5th July 2016 at 3:25 pm #367timParticipant
We are seeing an increasingly challenging landscape for the learner to be able to access knowledge and learning because of the commercialisation of higher educational institutions within the UK sector. As online education becomes more wide spread is there a danger that this potential good for society becomes just another revenue source for those looking to exploit those learners locked out of mainstream education. And does the neo liberalisation of education which has turned the learner into customers within a ‘free market’ of educational products now pose a very real danger to online learning. Traditional routes of learning have seen with modularisation, the content of courses atomised to the point of rendering them all but pointless. So how can the online educational community combat this or are we going to have to find another arena to liberate education in the future.
6th July 2016 at 10:32 am #372dkernohanParticipant
There’s a lot to argue here, but for me the rise of online learning is neither a cause or a symptom of the increasing commodification of learning. Certainly it can be deployed in ideology-filled ways, but equally there are many counter-examples. (For me the neoliberal turn in universities is around the standardisation and monitoring processes, but that’s lurching dangerously off topic.)
Thinking about the more successful examples (by any metric) of online learning, individual agency on behalf of instructors and learners has been key – see for example the Phonar project and the Jisc funded report into the situtations and agency that brought it about (Grey, McGill 2015 – http://comc.loumcgill.co.uk )

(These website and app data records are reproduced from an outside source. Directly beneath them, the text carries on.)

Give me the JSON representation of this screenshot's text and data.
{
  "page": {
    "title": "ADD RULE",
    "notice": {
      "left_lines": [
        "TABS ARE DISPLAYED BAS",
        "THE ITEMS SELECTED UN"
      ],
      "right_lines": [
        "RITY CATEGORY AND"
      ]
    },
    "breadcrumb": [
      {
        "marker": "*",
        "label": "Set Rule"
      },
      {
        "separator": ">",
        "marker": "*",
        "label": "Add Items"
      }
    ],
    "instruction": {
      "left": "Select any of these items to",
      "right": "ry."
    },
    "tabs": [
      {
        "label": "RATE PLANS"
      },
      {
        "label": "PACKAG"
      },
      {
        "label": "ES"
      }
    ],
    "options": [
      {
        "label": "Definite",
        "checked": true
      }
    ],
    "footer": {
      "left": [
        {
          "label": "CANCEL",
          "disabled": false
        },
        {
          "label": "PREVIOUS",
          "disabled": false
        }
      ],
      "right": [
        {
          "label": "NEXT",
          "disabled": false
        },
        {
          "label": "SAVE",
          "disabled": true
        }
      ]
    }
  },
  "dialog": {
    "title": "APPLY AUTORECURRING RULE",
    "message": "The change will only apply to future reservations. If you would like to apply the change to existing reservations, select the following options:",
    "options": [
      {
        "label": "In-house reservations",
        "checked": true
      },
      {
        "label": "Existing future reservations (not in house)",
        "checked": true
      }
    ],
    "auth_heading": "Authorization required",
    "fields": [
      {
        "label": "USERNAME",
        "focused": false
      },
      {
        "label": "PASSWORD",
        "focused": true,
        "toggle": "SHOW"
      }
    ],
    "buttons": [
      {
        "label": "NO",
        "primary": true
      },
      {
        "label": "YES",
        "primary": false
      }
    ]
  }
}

The forum ‘Online Learning Success’ is closed to new topics and replies.